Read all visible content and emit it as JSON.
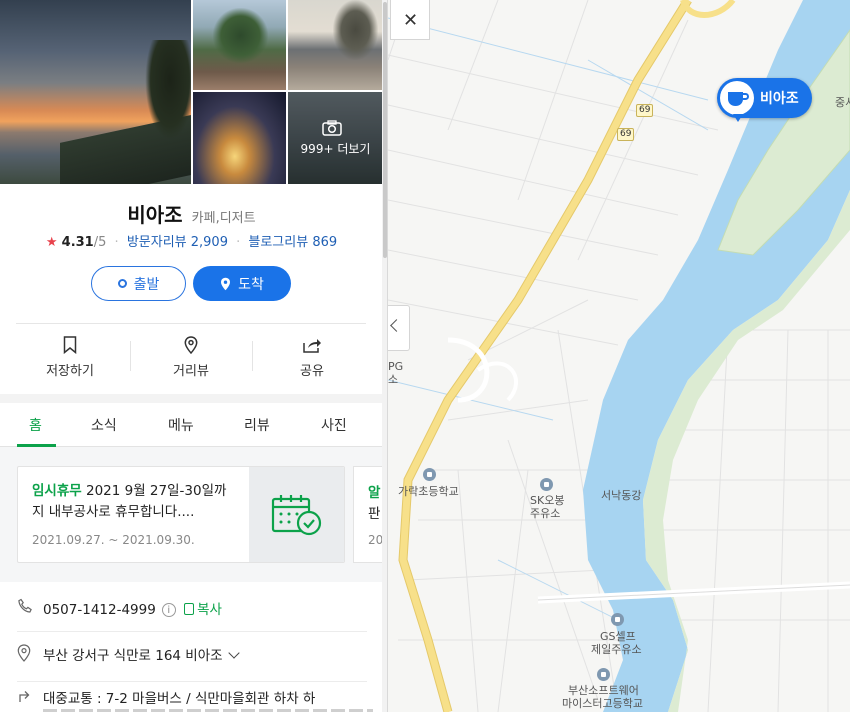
{
  "place": {
    "name": "비아조",
    "category": "카페,디저트",
    "rating_star": "★",
    "rating": "4.31",
    "rating_max": "/5",
    "visitor_reviews_label": "방문자리뷰 2,909",
    "blog_reviews_label": "블로그리뷰 869",
    "separator": "·"
  },
  "photos": {
    "more_label": "999+ 더보기"
  },
  "actions": {
    "depart": "출발",
    "arrive": "도착",
    "save": "저장하기",
    "street_view": "거리뷰",
    "share": "공유"
  },
  "tabs": [
    "홈",
    "소식",
    "메뉴",
    "리뷰",
    "사진"
  ],
  "notice": {
    "tag": "임시휴무",
    "text": " 2021 9월 27일-30일까지 내부공사로 휴무합니다....",
    "date": "2021.09.27. ~ 2021.09.30.",
    "next_tag": "알",
    "next_line2": "판",
    "next_date": "20"
  },
  "info": {
    "phone": "0507-1412-4999",
    "info_i": "i",
    "copy_label": "복사",
    "address": "부산 강서구 식만로 164 비아조",
    "transit": "대중교통 : 7-2 마을버스 / 식만마을회관 하차 하"
  },
  "map": {
    "close_icon": "✕",
    "marker_label": "비아조",
    "road_number": "69",
    "labels": {
      "school1": "가락초등학교",
      "gas1_line1": "SK오봉",
      "gas1_line2": "주유소",
      "river": "서낙동강",
      "gas2_line1": "GS셀프",
      "gas2_line2": "제일주유소",
      "school2_line1": "부산소프트웨어",
      "school2_line2": "마이스터고등학교",
      "partial_top": "중서",
      "partial_left1": "PG",
      "partial_left2": "소"
    },
    "colors": {
      "water": "#a7d4f1",
      "park": "#dcebd2",
      "road_major": "#f7e08a",
      "accent": "#1a73e8",
      "green": "#0ca24a"
    }
  }
}
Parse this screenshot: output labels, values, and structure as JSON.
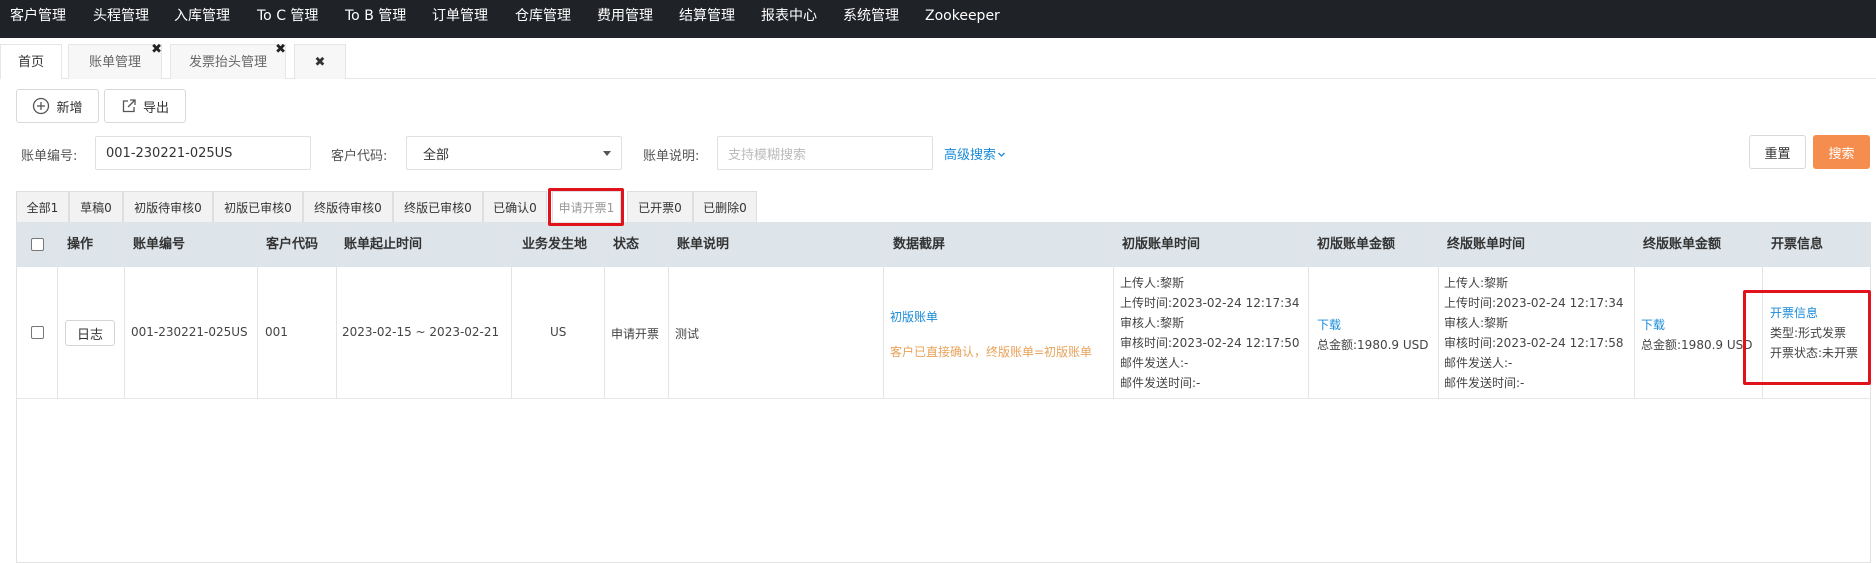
{
  "topnav": {
    "items": [
      "客户管理",
      "头程管理",
      "入库管理",
      "To C 管理",
      "To B 管理",
      "订单管理",
      "仓库管理",
      "费用管理",
      "结算管理",
      "报表中心",
      "系统管理",
      "Zookeeper"
    ]
  },
  "tabs": {
    "home": "首页",
    "bill": "账单管理",
    "invoice_header": "发票抬头管理",
    "close_all": "✖"
  },
  "toolbar": {
    "add_label": "新增",
    "export_label": "导出"
  },
  "filters": {
    "bill_no_label": "账单编号:",
    "bill_no_value": "001-230221-025US",
    "customer_code_label": "客户代码:",
    "customer_code_value": "全部",
    "bill_desc_label": "账单说明:",
    "bill_desc_placeholder": "支持模糊搜索",
    "advanced_search": "高级搜索",
    "reset": "重置",
    "search": "搜索"
  },
  "status_tabs": [
    "全部1",
    "草稿0",
    "初版待审核0",
    "初版已审核0",
    "终版待审核0",
    "终版已审核0",
    "已确认0",
    "申请开票1",
    "已开票0",
    "已删除0"
  ],
  "active_status_tab": "申请开票1",
  "table": {
    "headers": {
      "op": "操作",
      "bill_no": "账单编号",
      "customer_code": "客户代码",
      "period": "账单起止时间",
      "location": "业务发生地",
      "status": "状态",
      "desc": "账单说明",
      "screenshot": "数据截屏",
      "draft_time": "初版账单时间",
      "draft_amount": "初版账单金额",
      "final_time": "终版账单时间",
      "final_amount": "终版账单金额",
      "invoice": "开票信息"
    },
    "row": {
      "log_button": "日志",
      "bill_no": "001-230221-025US",
      "customer_code": "001",
      "period": "2023-02-15 ~ 2023-02-21",
      "location": "US",
      "status": "申请开票",
      "desc": "测试",
      "screenshot_link": "初版账单",
      "screenshot_note": "客户已直接确认，终版账单=初版账单",
      "draft_time_lines": [
        "上传人:黎斯",
        "上传时间:2023-02-24 12:17:34",
        "审核人:黎斯",
        "审核时间:2023-02-24 12:17:50",
        "邮件发送人:-",
        "邮件发送时间:-"
      ],
      "draft_download": "下载",
      "draft_total": "总金额:1980.9 USD",
      "final_time_lines": [
        "上传人:黎斯",
        "上传时间:2023-02-24 12:17:34",
        "审核人:黎斯",
        "审核时间:2023-02-24 12:17:58",
        "邮件发送人:-",
        "邮件发送时间:-"
      ],
      "final_download": "下载",
      "final_total": "总金额:1980.9 USD",
      "invoice_link": "开票信息",
      "invoice_type": "类型:形式发票",
      "invoice_status": "开票状态:未开票"
    }
  },
  "colors": {
    "topnav_bg": "#1f2227",
    "table_header_bg": "#dde5ea",
    "link": "#1a8bd8",
    "search_button": "#f58d4f",
    "highlight_box": "#e0121b",
    "note_orange": "#e8a25a"
  }
}
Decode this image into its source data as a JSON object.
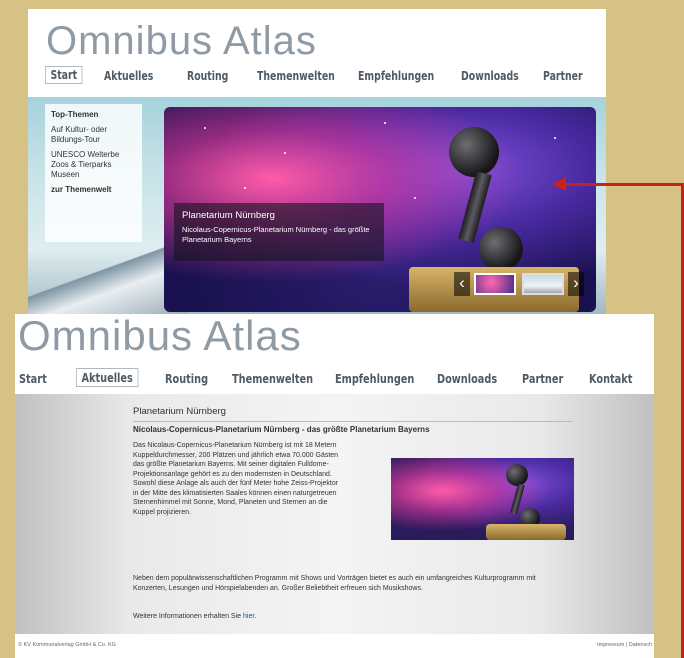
{
  "brand": "Omnibus Atlas",
  "top": {
    "nav": [
      "Start",
      "Aktuelles",
      "Routing",
      "Themenwelten",
      "Empfehlungen",
      "Downloads",
      "Partner"
    ],
    "active": "Start",
    "topics": {
      "heading": "Top-Themen",
      "items": [
        "Auf Kultur- oder Bildungs-Tour",
        "UNESCO Welterbe",
        "Zoos & Tierparks",
        "Museen"
      ],
      "link": "zur Themenwelt"
    },
    "slide": {
      "title": "Planetarium Nürnberg",
      "desc": "Nicolaus-Copernicus-Planetarium Nürnberg - das größte Planetarium Bayerns"
    },
    "prev_icon": "‹",
    "next_icon": "›"
  },
  "bottom": {
    "nav": [
      "Start",
      "Aktuelles",
      "Routing",
      "Themenwelten",
      "Empfehlungen",
      "Downloads",
      "Partner",
      "Kontakt"
    ],
    "active": "Aktuelles",
    "title": "Planetarium Nürnberg",
    "subtitle": "Nicolaus-Copernicus-Planetarium Nürnberg - das größte Planetarium Bayerns",
    "para1": "Das Nicolaus-Copernicus-Planetarium Nürnberg ist mit 18 Metern Kuppeldurchmesser, 200 Plätzen und jährlich etwa 70.000 Gästen das größte Planetarium Bayerns. Mit seiner digitalen Fulldome-Projektionsanlage gehört es zu den modernsten in Deutschland. Sowohl diese Anlage als auch der fünf Meter hohe Zeiss-Projektor in der Mitte des klimatisierten Saales können einen naturgetreuen Sternenhimmel mit Sonne, Mond, Planeten und Sternen an die Kuppel projizieren.",
    "para2": "Neben dem populärwissenschaftlichen Programm mit Shows und Vorträgen bietet es auch ein umfangreiches Kulturprogramm mit Konzerten, Lesungen und Hörspielabenden an. Großer Beliebtheit erfreuen sich Musikshows.",
    "more_text": "Weitere Informationen erhalten Sie ",
    "more_link": "hier",
    "more_end": ".",
    "footer_left": "© KV Kommunalverlag GmbH & Co. KG",
    "footer_right": "Impressum | Datensch"
  },
  "colors": {
    "arrow": "#c8221c",
    "background": "#d5c284"
  }
}
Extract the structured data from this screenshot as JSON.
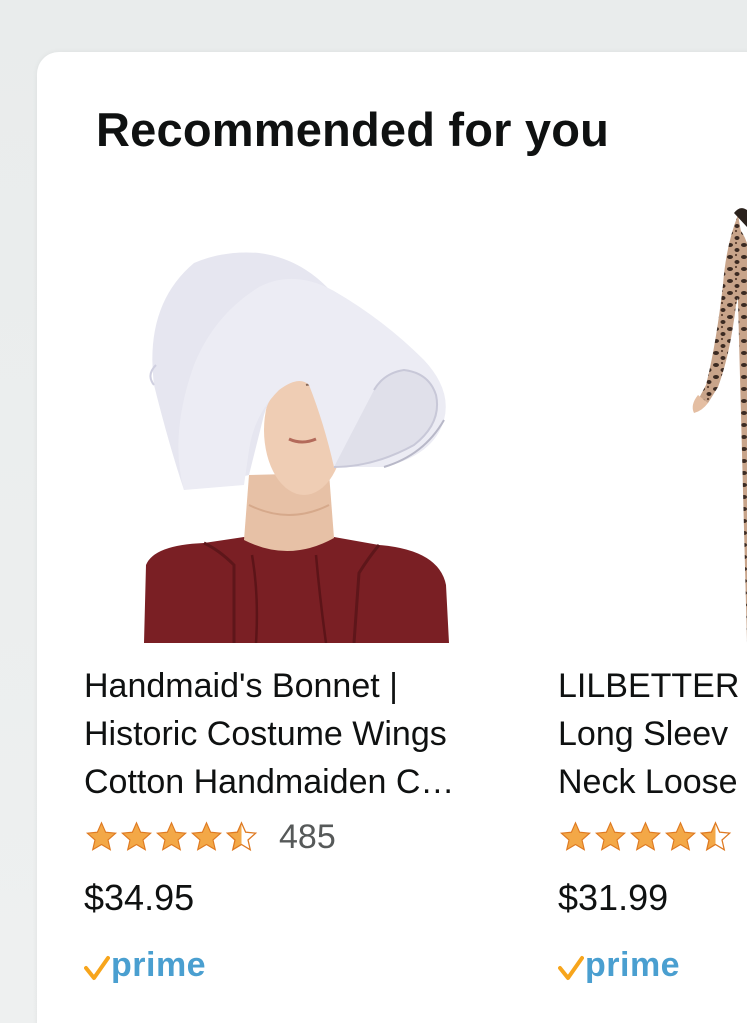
{
  "section": {
    "title": "Recommended for you"
  },
  "colors": {
    "star": "#f3a847",
    "prime_check": "#f7a51c",
    "prime_text": "#4a9fd0",
    "text": "#0f1111",
    "muted": "#565959"
  },
  "products": [
    {
      "title": "Handmaid's Bonnet |\nHistoric Costume Wings\nCotton Handmaiden C…",
      "rating": 4.5,
      "review_count": "485",
      "price": "$34.95",
      "prime_label": "prime",
      "image_icon": "white-bonnet-photo"
    },
    {
      "title": "LILBETTER\nLong Sleev\nNeck Loose",
      "rating": 4.5,
      "review_count": "",
      "price": "$31.99",
      "prime_label": "prime",
      "image_icon": "leopard-dress-photo"
    }
  ]
}
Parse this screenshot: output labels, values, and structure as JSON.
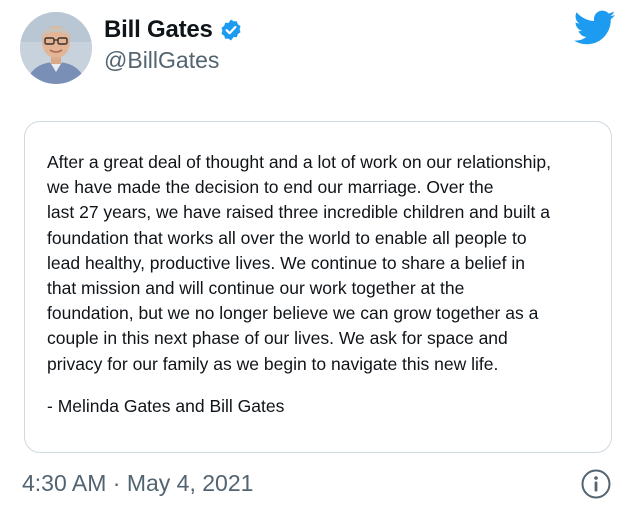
{
  "tweet": {
    "author": {
      "display_name": "Bill Gates",
      "handle": "@BillGates",
      "verified": true,
      "avatar_icon": "profile-avatar"
    },
    "brand_icon": "twitter-bird-icon",
    "brand_color": "#1d9bf0",
    "quoted_statement": {
      "lines": [
        "After a great deal of thought and a lot of work on our relationship,",
        "we have made the decision to end our marriage. Over the",
        "last 27 years, we have raised three incredible children and built a",
        "foundation that works all over the world to enable all people to",
        "lead healthy, productive lives. We continue to share a belief in",
        "that mission and will continue our work together at the",
        "foundation, but we no longer believe we can grow together as a",
        "couple in this next phase of our lives. We ask for space and",
        "privacy for our family as we begin to navigate this new life."
      ],
      "signature": "- Melinda Gates and Bill Gates"
    },
    "timestamp": "4:30 AM · May 4, 2021",
    "info_icon": "info-icon"
  }
}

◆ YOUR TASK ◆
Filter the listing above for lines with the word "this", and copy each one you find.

◆ ANSWER SECTION ◆
Parse this screenshot: output labels, values, and structure as JSON.
Decode this image into its source data as a JSON object.
Extract the structured data from this screenshot as JSON.
Parse this screenshot: output labels, values, and structure as JSON.
        "couple in this next phase of our lives. We ask for space and",
        "privacy for our family as we begin to navigate this new life."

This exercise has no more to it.